All that is needed is the listing, given back exactly.
________________
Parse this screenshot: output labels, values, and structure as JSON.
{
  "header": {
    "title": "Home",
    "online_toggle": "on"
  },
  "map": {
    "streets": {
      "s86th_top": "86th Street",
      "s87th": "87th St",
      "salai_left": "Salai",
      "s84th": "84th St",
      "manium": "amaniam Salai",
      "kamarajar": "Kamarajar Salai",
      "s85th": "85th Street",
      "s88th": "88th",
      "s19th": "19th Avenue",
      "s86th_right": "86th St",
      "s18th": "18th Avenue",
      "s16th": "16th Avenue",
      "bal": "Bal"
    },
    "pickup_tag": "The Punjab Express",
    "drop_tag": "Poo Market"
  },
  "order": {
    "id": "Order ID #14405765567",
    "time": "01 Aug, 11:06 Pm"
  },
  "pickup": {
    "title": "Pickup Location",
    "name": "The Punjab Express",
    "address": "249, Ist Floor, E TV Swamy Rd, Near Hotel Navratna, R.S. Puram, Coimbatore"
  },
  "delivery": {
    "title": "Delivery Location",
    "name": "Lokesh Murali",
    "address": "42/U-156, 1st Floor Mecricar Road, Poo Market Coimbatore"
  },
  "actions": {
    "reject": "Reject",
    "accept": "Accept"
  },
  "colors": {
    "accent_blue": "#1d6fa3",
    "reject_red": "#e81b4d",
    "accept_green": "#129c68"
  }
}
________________
#### Solution for this exercise
Parse this screenshot: output labels, values, and structure as JSON.
{
  "header": {
    "title": "Home",
    "online_toggle": "on"
  },
  "map": {
    "streets": {
      "s86th_top": "86th Street",
      "s87th": "87th St",
      "salai_left": "Salai",
      "s84th": "84th St",
      "manium": "amaniam Salai",
      "kamarajar": "Kamarajar Salai",
      "s85th": "85th Street",
      "s88th": "88th",
      "s19th": "19th Avenue",
      "s86th_right": "86th St",
      "s18th": "18th Avenue",
      "s16th": "16th Avenue",
      "bal": "Bal"
    },
    "pickup_tag": "The Punjab Express",
    "drop_tag": "Poo Market"
  },
  "order": {
    "id": "Order ID #14405765567",
    "time": "01 Aug, 11:06 Pm"
  },
  "pickup": {
    "title": "Pickup Location",
    "name": "The Punjab Express",
    "address": "249, Ist Floor, E TV Swamy Rd, Near Hotel Navratna, R.S. Puram, Coimbatore"
  },
  "delivery": {
    "title": "Delivery Location",
    "name": "Lokesh Murali",
    "address": "42/U-156, 1st Floor Mecricar Road, Poo Market Coimbatore"
  },
  "actions": {
    "reject": "Reject",
    "accept": "Accept"
  },
  "colors": {
    "accent_blue": "#1d6fa3",
    "reject_red": "#e81b4d",
    "accept_green": "#129c68"
  }
}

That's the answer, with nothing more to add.